The cause of a humeral Fracture is a drop on the arm elbow, on the hand or on the shoulder. Because of all the muscles which attach to the upper humerus, there may be a whole lot of muscular force at the time, dictating how much the bones have been pulled to a displaced position. Humeral fractures are more common in the elderly with a mean age of fracture of about 65 years and younger individuals typically have a history of forceful trauma like motor accidents or game. If the fracture occurred without force that was significant then a cause like cancer has to be suspected. On physio examination pain will happen on motion of the shoulder or the elbow, there could be extensive swelling and bruising, the arm may seem short if the fracture is displaced in shaft fractures and there is extremely restricted shoulder movement. Radial nerve damage is uncommon in upper humeral fractures but more prevalent in fractures of the shaft, resulting in wrist drop, weakness of the wrist and finger extensors and a few thumb motions.
Management of Humeral Fractures
With little if any displacement the direction is non-operative but when the greater tuberosity is pelvic floor york then it is important to suspect rotator cuff injury. This is common in accidents with forces, once the patient is elderly or the tuberosity is displaced. Humeral neck fractures can be kept consistent with a collar and cuff allowing the elbow to hang loose while shaft fractures are difficult to handle but may be braced.
Shoulder Fracture Treatment by Pelvic floor physiotherapy

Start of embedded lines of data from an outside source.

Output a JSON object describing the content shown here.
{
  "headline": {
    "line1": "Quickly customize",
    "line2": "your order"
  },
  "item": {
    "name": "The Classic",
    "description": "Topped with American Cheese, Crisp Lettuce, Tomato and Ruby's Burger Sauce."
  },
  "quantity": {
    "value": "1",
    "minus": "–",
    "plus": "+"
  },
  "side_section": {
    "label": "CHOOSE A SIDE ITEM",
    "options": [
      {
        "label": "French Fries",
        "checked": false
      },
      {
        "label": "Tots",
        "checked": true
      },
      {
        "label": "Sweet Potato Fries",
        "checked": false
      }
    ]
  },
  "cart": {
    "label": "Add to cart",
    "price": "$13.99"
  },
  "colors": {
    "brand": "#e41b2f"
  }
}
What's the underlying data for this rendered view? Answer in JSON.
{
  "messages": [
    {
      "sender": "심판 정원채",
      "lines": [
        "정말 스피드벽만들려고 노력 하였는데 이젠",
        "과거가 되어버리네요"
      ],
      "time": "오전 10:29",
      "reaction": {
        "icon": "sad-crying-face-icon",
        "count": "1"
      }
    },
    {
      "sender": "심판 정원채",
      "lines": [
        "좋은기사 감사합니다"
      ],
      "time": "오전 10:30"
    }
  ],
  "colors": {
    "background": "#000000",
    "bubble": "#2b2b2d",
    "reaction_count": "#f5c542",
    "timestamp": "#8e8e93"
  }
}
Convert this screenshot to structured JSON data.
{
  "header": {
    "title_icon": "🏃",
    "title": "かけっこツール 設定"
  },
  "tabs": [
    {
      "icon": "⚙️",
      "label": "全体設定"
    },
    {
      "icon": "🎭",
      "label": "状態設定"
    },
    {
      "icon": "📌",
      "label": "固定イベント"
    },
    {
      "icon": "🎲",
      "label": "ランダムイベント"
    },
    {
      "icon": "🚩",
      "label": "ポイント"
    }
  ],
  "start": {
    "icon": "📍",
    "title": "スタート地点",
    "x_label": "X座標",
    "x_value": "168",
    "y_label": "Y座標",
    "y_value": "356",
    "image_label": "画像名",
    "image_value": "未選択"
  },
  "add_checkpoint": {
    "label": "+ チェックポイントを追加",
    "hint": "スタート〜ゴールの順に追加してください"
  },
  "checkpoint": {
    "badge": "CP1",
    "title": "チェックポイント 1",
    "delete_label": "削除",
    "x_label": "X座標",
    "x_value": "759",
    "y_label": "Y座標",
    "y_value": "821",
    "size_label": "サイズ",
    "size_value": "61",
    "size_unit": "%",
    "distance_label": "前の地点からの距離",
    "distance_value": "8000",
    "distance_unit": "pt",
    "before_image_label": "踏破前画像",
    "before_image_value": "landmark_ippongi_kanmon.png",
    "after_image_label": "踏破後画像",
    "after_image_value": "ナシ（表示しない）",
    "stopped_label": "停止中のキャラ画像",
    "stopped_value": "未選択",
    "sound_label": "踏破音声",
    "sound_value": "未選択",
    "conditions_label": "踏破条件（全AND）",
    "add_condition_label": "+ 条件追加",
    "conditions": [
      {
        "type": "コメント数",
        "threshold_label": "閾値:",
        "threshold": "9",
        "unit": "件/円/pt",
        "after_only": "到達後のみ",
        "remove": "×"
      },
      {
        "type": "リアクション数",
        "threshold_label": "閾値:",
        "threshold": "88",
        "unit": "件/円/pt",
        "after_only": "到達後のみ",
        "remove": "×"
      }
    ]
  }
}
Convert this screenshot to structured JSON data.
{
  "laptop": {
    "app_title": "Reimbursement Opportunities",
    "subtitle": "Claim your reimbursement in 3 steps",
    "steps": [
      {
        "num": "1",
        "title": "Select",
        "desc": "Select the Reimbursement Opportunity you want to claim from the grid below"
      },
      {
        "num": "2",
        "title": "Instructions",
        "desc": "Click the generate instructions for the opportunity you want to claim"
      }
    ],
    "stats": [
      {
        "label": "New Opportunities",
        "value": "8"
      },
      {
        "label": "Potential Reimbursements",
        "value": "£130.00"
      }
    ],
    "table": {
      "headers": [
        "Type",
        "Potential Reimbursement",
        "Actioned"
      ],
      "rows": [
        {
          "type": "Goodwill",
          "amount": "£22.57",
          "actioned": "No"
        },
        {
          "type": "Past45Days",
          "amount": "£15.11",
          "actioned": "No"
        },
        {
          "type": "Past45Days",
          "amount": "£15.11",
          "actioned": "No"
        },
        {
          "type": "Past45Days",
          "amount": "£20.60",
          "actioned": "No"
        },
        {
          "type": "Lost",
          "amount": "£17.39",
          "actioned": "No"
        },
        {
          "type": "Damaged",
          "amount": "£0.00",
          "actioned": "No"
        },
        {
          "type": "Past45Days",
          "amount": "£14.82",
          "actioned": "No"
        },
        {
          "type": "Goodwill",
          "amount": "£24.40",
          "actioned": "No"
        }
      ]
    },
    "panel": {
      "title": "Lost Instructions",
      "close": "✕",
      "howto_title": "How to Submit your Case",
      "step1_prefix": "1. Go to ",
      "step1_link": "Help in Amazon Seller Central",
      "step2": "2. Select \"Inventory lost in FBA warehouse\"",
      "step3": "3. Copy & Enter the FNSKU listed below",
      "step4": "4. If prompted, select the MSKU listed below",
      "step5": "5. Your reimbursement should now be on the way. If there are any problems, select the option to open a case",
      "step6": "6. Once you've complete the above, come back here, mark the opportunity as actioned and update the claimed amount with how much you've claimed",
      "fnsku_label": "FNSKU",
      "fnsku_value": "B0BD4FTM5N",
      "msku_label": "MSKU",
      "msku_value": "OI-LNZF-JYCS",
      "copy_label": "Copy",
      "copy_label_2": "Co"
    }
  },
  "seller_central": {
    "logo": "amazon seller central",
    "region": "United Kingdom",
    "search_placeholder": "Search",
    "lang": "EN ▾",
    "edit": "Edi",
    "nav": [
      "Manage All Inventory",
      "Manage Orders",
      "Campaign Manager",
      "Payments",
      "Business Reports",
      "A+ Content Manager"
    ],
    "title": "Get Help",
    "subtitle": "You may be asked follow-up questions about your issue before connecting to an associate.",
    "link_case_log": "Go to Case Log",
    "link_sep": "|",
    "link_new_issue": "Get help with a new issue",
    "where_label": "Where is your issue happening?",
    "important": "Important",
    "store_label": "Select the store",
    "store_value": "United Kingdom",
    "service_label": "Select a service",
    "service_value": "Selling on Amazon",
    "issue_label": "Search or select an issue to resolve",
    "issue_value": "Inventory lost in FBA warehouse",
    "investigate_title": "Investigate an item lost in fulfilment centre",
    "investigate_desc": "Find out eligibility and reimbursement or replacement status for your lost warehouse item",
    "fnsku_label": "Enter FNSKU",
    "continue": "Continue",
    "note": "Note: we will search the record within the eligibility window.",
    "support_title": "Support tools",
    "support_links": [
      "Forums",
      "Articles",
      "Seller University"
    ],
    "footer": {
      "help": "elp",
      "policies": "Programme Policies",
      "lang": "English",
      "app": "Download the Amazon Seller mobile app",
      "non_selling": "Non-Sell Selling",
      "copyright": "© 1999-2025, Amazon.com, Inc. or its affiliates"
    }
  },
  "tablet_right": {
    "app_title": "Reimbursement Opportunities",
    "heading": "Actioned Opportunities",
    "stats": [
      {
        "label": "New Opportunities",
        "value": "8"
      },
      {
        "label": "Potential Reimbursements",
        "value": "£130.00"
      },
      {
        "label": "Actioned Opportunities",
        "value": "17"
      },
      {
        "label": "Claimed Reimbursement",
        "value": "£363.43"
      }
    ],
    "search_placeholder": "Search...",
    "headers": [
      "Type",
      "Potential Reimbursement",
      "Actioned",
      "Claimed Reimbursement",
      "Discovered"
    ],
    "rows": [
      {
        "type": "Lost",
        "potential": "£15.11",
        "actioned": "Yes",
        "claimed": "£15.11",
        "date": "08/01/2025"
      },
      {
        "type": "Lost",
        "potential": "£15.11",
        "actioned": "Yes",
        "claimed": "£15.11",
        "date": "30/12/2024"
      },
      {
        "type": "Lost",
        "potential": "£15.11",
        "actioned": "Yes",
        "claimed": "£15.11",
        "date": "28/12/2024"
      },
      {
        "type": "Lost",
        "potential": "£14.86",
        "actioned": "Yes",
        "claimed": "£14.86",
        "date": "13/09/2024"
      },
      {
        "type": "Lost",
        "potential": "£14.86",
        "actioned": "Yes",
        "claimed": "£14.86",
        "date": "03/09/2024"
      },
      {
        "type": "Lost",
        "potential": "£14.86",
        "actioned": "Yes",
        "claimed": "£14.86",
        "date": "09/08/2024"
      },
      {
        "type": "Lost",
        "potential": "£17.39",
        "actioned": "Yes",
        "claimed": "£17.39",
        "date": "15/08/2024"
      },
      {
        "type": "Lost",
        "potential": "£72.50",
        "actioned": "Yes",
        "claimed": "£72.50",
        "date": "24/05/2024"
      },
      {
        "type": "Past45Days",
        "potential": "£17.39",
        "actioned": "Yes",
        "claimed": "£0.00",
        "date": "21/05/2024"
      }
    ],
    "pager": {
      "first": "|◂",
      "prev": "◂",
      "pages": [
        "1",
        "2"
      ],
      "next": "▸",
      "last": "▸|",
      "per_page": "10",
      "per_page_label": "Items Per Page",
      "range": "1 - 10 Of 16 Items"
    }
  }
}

Initially the arm asking the patient about their pain level varies analyzing swelling and the swelling of the arm. The physiotherapist then assesses the accessible assortment of motion of the shoulder, elbow forearm and hand. Any muscle weakness and sensory loss is noted as nerve damage may be denoted by this. If not operated on a sling is continued with and when the fracture is not too painful or intense, early exercises are initiated from the physiotherapist. Pendula exercises together with the individual bending over at the waist are important in the early stages since they allow movement of the shoulder joint without much pressure. Three months after the fracture Bone recovery will be well under way so the physiotherapist will teach the patient in auto-assisted exercises together with the other arm to decrease pressure on the injury. Unassisted exercises are another step as the arm gets more powerful to practice lateral and medial rotation and flexion. At six months the bone will be clinically sound so the physio can progress to more vigorous movements with resistance and gentle end-range stretching. Joint mobilizations can be useful to free up the gliding and sliding movements of the joint and strengthening and range work continued with Thera band.